◆ Data for review:
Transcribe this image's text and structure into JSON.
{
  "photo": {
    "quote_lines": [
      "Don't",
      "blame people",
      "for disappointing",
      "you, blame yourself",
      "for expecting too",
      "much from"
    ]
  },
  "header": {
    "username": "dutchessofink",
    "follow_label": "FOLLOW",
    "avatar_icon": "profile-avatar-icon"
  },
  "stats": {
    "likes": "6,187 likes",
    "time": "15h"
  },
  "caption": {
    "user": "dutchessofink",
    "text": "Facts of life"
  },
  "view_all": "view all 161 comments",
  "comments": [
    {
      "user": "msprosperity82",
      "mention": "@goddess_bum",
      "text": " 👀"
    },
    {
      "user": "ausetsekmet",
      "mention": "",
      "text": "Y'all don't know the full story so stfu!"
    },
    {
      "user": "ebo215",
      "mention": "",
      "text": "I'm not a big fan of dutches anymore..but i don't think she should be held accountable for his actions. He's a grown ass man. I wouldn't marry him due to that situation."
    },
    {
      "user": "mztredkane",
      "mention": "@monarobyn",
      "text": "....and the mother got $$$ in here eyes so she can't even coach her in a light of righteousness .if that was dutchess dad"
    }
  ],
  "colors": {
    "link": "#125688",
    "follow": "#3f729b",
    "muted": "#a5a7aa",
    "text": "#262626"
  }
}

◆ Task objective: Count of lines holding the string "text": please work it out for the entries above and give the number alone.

◆ Answer for the task: 7